Big picture takeaways from these graphs: a) nearly all Americans shop online today, b) in the U.S., two-thirds of consumer spending by dollar amount is still done in-store, and c) the lack of immediacy, frustration around logistics, and shipping costs are components that can dissuade consumers from making online purchases. In our view, the survey results above lend credibility to current efforts by Amazon.com, Walmart eCommerce, and Jet.com to both expedite delivery times and lower shipping costs for customers.
Back to omnichannel. We find this topic especially relevant right now as we enter the holiday season, a period where many companies intend to roll out new technology in their efforts to connect brick and mortar operations more closely with computer and mobile. For example, “Timberland will unveil a ‘TouchWall’ at its White Plains, NY location, using a sizable interface that’s powered by near-field-communication (NFC) technology. It will let shoppers zap product information from the digital wall to their phones with a couple of finger taps, saving the items for later purchase — not to mention data that can be used for re-targeting when they are sitting at home” (Adweek). A well-established company like Timberland has the resources to employ a strategy like this, sure.
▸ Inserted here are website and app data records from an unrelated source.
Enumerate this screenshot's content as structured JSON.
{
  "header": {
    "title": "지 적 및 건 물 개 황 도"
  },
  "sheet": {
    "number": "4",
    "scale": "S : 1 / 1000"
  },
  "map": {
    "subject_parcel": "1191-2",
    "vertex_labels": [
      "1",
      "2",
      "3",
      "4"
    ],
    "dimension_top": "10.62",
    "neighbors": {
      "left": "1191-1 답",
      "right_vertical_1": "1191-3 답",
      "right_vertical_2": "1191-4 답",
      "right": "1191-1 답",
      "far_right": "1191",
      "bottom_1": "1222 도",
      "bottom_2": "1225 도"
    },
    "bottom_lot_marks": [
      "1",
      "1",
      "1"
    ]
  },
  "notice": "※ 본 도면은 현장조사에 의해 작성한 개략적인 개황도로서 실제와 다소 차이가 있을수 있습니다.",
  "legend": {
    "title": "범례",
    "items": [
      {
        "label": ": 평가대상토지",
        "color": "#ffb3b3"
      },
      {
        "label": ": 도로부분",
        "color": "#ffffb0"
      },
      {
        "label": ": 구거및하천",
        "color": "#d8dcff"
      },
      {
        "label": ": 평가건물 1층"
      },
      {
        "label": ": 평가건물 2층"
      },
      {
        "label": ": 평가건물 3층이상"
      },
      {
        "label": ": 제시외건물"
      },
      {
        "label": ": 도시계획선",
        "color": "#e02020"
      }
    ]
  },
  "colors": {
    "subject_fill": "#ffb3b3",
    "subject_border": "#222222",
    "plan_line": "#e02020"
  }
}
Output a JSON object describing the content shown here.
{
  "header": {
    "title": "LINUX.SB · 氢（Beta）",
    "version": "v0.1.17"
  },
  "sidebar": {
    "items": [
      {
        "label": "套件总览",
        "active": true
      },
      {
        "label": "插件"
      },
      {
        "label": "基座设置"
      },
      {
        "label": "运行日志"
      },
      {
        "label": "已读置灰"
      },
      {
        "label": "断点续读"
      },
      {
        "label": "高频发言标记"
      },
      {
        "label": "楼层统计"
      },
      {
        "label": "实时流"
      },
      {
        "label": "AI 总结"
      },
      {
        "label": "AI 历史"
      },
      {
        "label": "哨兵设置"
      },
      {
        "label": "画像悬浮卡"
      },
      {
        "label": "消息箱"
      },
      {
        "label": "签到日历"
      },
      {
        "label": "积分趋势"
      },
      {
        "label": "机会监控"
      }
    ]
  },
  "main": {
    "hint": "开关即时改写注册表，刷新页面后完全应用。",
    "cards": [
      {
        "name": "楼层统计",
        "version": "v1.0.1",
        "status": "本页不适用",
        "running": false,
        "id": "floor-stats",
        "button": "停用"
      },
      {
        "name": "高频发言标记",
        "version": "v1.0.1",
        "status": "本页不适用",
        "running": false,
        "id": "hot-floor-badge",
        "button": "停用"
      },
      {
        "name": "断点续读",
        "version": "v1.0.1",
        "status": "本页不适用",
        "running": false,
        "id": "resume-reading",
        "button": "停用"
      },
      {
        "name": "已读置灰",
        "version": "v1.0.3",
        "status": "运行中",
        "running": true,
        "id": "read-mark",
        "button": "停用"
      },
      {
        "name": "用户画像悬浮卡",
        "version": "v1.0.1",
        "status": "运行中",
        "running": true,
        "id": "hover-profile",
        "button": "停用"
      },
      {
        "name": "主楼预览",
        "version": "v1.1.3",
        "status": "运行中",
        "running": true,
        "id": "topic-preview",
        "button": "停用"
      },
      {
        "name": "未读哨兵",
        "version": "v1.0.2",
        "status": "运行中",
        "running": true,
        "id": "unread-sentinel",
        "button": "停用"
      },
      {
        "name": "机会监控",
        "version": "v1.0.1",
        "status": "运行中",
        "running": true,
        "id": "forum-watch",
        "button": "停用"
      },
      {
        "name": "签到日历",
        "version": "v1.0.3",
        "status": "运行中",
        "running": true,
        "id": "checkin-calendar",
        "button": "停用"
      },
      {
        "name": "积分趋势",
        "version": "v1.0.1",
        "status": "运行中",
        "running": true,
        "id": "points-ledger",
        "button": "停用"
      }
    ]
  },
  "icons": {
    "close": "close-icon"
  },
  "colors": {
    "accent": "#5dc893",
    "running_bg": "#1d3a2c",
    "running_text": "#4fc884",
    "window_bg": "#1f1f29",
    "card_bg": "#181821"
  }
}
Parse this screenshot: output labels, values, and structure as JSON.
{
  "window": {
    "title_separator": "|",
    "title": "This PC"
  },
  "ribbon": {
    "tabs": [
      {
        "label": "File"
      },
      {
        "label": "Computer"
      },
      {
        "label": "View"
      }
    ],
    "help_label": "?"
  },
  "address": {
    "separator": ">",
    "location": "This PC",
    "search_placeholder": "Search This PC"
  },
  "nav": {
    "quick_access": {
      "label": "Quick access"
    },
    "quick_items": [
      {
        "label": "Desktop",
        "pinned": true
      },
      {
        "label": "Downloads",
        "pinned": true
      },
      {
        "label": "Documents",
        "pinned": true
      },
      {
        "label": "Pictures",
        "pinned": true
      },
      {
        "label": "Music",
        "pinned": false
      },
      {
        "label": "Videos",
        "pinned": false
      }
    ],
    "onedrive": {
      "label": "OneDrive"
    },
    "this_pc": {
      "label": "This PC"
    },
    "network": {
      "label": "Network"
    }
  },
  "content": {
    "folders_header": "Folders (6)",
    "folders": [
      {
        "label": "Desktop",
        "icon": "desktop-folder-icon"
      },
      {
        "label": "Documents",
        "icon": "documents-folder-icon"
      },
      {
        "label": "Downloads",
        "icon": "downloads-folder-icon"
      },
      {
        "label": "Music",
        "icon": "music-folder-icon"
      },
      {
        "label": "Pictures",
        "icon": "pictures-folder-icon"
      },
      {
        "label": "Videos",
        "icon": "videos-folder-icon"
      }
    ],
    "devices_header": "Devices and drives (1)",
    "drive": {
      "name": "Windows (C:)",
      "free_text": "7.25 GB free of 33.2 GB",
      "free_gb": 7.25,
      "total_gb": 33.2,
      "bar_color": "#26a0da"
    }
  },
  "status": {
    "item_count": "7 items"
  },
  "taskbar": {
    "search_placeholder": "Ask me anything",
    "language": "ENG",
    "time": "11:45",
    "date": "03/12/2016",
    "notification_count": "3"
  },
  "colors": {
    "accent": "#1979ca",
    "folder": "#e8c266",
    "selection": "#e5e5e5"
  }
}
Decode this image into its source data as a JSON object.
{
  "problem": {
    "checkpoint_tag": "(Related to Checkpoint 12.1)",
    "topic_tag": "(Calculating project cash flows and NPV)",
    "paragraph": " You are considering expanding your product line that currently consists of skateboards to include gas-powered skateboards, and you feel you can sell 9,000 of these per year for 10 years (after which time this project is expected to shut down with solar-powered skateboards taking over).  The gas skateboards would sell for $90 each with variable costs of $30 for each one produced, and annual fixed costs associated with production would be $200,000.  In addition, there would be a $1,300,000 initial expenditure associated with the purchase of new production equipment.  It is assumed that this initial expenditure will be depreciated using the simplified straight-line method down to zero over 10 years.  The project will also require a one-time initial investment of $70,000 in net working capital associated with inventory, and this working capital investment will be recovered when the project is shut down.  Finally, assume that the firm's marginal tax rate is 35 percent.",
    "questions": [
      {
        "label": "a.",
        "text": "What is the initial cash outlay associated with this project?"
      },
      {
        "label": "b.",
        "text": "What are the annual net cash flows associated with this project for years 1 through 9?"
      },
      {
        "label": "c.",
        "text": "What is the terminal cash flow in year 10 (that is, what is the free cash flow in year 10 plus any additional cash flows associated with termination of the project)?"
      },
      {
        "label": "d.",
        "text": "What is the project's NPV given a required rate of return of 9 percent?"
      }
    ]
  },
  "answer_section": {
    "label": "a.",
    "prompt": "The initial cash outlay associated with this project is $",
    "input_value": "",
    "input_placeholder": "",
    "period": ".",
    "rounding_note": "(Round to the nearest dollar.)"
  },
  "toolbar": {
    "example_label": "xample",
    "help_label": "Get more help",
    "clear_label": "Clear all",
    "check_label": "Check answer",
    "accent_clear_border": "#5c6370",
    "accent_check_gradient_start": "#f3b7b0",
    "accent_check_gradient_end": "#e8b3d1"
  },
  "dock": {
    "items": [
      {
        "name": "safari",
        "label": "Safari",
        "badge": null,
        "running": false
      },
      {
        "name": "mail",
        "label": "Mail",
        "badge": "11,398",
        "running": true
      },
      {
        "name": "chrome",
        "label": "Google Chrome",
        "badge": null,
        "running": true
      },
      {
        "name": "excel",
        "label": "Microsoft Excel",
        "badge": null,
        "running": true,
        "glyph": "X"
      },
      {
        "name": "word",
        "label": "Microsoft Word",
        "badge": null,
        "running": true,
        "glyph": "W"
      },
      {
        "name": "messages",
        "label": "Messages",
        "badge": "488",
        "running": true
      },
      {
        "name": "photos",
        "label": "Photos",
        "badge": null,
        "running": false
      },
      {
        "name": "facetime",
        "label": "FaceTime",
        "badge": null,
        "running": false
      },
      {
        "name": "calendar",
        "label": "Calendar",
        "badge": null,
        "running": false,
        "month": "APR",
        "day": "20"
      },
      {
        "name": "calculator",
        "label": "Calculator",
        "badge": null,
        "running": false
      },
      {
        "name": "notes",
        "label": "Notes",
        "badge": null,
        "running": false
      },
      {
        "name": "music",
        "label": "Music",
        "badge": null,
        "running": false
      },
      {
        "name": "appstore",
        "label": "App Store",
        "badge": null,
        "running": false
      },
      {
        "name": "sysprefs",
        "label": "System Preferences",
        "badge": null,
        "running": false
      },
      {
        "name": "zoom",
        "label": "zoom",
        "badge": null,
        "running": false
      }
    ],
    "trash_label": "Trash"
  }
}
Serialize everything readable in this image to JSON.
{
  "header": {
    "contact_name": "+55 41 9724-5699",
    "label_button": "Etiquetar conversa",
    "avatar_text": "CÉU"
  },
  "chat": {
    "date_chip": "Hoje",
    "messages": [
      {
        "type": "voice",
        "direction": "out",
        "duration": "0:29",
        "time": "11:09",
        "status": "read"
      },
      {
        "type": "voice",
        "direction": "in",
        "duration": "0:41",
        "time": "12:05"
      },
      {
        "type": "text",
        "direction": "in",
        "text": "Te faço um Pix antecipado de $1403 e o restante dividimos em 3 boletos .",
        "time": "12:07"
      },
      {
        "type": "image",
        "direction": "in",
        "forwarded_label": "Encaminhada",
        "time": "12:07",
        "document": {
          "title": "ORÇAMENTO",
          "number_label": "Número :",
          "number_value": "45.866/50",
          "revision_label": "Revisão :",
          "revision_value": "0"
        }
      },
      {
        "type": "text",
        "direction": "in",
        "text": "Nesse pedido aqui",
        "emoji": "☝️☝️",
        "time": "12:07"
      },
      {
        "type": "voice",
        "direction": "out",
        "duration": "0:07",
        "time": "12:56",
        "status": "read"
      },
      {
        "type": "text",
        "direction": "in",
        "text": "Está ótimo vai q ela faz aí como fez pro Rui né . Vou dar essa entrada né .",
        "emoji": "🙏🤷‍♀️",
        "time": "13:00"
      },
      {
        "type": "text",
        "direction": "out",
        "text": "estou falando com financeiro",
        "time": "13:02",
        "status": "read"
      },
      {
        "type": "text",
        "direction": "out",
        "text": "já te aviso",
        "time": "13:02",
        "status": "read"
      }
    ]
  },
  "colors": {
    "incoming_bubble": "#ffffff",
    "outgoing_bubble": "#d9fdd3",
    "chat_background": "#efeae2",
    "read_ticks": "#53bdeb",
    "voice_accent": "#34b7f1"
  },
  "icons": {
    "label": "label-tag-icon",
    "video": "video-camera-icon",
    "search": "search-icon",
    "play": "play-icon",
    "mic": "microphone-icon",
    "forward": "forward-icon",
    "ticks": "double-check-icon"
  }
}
That said, we think the move again speaks to the importance of online purchasing. Here, Timberland is looking to gather data on the tendencies of its in-store customers, yes, but more importantly the company is facilitating the online experience for those individuals who showed up in person. When push comes to shove, in this case Timberland has enhanced the in-store experience, but the core objective of the company’s new technology from our perspective is to drive e-commerce results, capturing a channel whose share only continues to grow.
We will close by highlighting four groupings of omnichannel strategy by Digitalist Magazine. After all, the purpose of omnichannel is to both best support the needs of your consumers and augment the monetization opportunities for your company. Please see Exhibit 3 below for detail.
Not surprisingly, mobile and tablet apps comprise a key element of omnichannel strategy. Better yet, apps that incorporate reviews, rankings, and critiques are more dynamic for the sake of the customer looking to make a purchase, not to mention for the company looking to analyze its own products. Similarly, customer feedback can be collected by engaging in social media; Facebook, Twitter, and Pinterest, among many others, also provide obvious opportunities to advertise sales and promotions. Organizational integration is the topic we have spent most of this post discussing and is the area of omnichannel that we believe generally requires the most long-term strategic consideration by the companies themselves: it takes hard work to get this right. Achieving efficiency in inventory management and having platforms that are equally capable at handling mobile, online, and in-store orders are among the efforts that big retail has had to come to grips with in order to remain relevant in today’s environment. Innovative technology such as tech-enabled kiosks and pop-up shops are a fourth means of generating new, loyal customer interest. This is an often overlooked sub-strategy that we anticipate getting increased attention over the next several years; in fact, we have evaluated a few companies in the sector to date.
In this post, we tried to aggregate some of the more thoughtful articles on omnichannel strategy. This was not a quantitative analysis, but we figured it would be most useful to look at a few specific company decisions to assess the increasing prominence of accommodating an omnichannel customer experience. Brand Foundry Ventures considers investments in companies whose founders have a grasp of (and plan of action concerning) the aforementioned trends.
Previous BFV posts:
Other interesting articles on omnichannel: